[Website and app data records]
------------------------
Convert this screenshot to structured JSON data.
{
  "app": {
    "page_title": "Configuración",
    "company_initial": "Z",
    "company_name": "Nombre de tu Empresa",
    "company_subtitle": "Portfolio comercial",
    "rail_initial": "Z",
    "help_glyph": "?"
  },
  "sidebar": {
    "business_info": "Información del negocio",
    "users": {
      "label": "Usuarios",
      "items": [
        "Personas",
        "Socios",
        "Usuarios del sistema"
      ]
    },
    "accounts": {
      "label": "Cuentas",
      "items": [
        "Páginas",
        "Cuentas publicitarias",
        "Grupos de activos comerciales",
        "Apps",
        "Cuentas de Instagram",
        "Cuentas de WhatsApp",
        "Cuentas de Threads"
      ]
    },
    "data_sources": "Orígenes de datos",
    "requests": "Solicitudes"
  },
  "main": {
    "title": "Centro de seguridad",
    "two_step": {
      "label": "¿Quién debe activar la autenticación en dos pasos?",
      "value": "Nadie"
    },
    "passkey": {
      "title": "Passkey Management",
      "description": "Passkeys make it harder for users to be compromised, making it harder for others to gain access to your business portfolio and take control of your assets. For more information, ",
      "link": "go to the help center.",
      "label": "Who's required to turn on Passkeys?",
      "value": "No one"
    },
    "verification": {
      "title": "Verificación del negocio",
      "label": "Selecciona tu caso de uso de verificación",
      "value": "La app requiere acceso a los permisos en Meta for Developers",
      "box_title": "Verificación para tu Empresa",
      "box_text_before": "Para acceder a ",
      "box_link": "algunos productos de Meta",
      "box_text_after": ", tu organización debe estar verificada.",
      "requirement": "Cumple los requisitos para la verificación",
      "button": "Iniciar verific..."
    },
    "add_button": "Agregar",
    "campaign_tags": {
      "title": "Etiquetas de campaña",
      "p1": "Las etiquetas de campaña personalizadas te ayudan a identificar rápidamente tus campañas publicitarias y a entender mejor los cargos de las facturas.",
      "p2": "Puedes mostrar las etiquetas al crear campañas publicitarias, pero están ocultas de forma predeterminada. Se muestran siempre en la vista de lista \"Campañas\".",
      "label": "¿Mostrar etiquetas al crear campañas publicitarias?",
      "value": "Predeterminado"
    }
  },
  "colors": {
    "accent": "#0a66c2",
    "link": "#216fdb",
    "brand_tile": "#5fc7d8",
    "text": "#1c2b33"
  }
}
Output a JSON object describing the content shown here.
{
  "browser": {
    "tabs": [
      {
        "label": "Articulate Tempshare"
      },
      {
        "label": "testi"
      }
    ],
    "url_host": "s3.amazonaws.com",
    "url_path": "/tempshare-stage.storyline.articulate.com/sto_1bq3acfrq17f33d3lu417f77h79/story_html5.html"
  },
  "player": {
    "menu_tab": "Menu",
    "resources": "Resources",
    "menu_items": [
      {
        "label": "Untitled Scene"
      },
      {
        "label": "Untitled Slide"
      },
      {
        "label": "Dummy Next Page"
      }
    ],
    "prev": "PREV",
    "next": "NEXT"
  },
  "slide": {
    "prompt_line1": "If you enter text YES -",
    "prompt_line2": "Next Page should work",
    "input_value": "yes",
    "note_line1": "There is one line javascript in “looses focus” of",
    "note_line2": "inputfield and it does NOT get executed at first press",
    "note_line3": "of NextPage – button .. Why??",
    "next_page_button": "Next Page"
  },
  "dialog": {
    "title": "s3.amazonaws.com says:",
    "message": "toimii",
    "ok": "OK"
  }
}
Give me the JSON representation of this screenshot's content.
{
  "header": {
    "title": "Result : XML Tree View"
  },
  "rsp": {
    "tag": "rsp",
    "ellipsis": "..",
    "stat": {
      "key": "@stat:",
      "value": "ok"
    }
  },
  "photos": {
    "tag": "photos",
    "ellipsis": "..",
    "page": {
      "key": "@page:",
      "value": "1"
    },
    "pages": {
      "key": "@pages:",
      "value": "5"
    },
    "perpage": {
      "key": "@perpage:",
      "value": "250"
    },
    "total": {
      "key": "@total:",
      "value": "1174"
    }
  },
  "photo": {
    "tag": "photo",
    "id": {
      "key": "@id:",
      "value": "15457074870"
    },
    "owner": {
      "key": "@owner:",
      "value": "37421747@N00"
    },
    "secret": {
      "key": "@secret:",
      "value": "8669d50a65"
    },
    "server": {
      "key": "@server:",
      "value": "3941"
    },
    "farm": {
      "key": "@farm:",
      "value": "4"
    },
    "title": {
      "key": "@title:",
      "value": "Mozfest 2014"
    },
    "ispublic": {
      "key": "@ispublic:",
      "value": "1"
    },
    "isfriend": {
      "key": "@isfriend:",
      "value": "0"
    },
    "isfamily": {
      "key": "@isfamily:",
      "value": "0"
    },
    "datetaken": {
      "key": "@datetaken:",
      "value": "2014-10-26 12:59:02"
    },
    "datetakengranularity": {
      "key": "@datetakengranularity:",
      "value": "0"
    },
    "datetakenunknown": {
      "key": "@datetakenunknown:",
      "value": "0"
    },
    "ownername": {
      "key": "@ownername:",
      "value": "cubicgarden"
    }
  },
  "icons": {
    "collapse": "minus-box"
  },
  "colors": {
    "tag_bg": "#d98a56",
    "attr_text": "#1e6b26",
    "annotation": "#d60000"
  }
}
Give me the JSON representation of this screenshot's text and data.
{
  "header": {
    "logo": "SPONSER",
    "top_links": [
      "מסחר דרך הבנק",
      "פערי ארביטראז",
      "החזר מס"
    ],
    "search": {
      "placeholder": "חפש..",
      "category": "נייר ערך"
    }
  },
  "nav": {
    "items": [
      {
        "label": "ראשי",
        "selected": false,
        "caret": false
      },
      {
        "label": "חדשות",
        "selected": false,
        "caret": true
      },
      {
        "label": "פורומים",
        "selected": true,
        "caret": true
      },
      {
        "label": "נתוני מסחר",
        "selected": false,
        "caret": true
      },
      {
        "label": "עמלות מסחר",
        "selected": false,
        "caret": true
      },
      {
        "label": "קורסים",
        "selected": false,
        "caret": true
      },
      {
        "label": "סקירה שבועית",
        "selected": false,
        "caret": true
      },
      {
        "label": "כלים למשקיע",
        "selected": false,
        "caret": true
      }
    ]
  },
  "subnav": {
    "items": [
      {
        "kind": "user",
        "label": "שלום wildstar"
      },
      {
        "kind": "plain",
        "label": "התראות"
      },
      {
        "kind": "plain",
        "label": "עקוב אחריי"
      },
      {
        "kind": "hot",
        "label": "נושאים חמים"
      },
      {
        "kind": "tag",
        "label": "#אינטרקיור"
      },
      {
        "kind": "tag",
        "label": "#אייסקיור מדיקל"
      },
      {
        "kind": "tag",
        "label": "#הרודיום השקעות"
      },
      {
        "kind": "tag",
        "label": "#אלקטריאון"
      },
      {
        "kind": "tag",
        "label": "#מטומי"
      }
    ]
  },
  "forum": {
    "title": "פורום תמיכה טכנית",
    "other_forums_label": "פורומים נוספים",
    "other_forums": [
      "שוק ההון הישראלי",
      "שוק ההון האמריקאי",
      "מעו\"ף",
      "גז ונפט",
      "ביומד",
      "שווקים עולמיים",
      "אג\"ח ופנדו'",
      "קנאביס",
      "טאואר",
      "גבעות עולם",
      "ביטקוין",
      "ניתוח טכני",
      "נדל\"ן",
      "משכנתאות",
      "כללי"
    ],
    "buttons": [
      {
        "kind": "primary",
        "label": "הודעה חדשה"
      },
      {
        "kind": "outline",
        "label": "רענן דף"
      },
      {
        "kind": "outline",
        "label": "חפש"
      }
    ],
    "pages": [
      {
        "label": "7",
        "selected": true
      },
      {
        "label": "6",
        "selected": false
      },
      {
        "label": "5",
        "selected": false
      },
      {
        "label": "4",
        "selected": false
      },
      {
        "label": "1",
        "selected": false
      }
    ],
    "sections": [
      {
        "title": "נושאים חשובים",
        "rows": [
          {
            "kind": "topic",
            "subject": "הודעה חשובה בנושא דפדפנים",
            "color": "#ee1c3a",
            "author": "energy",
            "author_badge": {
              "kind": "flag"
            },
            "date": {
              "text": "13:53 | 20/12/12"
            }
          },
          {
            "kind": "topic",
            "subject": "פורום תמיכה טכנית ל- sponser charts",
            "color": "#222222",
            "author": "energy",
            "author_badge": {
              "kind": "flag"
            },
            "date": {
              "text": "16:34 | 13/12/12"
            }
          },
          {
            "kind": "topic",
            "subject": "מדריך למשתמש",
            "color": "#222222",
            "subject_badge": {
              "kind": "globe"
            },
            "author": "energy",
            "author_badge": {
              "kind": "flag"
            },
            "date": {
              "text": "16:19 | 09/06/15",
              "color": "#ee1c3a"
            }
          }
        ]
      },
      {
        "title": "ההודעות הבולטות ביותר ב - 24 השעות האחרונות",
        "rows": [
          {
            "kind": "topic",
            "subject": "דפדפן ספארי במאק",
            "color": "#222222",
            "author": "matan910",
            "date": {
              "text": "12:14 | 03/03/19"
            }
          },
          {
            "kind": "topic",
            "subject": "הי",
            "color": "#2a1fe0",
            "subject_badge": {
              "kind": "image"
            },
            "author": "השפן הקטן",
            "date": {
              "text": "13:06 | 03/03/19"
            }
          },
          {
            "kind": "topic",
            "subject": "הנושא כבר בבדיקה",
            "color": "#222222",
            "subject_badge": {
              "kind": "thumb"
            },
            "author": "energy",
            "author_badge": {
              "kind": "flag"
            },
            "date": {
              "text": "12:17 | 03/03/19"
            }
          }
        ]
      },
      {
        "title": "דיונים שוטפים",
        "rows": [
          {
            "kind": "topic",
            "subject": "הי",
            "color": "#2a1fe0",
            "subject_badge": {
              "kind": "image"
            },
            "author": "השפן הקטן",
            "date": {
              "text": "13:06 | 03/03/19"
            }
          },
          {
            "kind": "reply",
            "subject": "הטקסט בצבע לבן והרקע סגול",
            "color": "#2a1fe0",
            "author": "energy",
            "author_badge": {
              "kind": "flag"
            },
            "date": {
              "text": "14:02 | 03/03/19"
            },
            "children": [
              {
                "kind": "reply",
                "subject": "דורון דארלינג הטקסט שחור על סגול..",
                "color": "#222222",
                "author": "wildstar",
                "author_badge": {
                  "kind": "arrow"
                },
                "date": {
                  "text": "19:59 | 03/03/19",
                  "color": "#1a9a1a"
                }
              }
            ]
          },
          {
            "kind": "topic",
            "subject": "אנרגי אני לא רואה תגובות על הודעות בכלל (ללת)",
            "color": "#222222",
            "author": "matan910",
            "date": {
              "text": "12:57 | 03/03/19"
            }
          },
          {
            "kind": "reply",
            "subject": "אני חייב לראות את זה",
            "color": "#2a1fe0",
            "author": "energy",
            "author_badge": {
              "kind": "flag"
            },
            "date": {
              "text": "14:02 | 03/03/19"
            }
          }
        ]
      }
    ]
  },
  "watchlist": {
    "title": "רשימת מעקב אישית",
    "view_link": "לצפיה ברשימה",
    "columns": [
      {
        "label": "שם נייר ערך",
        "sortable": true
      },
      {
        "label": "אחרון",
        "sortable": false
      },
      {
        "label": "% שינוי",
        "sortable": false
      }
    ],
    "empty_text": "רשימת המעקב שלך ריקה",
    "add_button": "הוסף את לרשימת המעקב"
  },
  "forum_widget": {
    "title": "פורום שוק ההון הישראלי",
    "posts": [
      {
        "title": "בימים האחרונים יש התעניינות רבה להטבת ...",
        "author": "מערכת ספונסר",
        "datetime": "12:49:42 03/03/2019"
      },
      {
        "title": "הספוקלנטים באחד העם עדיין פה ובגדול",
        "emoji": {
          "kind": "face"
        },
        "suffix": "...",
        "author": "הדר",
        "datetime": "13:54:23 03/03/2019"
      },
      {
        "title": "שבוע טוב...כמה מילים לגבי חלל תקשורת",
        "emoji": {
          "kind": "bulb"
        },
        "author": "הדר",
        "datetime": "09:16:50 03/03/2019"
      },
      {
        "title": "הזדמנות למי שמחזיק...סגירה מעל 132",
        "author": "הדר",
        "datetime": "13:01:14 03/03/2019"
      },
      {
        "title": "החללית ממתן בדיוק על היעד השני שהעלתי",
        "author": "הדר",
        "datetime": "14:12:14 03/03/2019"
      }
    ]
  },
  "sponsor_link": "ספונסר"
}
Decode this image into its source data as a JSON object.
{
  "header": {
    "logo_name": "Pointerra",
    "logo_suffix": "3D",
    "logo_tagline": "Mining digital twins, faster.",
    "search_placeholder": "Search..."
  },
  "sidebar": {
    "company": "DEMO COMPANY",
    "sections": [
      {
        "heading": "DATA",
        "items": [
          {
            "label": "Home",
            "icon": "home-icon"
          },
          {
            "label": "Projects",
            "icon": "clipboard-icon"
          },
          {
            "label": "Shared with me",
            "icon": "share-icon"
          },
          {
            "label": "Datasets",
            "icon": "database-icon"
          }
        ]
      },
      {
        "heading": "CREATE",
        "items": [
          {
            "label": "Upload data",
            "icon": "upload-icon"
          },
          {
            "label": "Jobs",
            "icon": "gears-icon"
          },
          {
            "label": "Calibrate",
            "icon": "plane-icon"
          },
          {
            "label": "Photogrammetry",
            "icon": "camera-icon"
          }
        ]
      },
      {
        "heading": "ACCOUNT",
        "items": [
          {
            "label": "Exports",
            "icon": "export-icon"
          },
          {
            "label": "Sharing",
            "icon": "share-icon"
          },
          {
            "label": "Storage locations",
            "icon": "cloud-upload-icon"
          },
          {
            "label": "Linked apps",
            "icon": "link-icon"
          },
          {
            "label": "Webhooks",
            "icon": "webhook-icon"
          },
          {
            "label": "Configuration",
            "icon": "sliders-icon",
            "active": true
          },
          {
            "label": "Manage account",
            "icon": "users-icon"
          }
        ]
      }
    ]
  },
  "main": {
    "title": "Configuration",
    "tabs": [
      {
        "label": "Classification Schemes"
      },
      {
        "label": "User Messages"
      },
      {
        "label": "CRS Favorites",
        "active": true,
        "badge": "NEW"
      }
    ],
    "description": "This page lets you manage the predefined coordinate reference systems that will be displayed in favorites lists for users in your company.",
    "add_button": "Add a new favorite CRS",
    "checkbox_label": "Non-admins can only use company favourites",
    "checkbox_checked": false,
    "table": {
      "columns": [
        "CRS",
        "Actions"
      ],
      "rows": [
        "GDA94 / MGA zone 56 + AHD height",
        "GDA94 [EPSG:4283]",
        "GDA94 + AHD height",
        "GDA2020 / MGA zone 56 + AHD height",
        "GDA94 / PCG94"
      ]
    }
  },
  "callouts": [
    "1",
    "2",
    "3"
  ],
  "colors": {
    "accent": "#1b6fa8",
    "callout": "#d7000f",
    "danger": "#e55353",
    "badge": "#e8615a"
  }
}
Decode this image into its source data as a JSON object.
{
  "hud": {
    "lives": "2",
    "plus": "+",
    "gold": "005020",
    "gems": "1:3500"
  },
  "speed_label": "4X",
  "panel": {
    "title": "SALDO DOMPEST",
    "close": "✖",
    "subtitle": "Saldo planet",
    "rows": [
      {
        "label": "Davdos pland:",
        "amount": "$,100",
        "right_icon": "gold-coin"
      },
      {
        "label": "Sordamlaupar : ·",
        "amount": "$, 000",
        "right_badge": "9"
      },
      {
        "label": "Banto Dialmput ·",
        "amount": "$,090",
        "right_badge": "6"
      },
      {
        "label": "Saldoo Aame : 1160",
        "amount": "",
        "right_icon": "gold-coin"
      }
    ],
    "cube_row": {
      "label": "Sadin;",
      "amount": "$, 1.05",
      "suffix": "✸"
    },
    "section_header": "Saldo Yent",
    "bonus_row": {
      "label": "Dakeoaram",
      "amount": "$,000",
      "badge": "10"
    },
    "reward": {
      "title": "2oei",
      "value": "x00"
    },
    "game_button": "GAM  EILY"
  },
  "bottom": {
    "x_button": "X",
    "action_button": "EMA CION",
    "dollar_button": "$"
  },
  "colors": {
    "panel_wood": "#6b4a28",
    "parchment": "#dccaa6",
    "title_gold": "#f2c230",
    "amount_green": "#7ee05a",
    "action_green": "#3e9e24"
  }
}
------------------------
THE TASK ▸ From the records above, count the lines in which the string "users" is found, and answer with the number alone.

ANSWER BELOW ▸ 4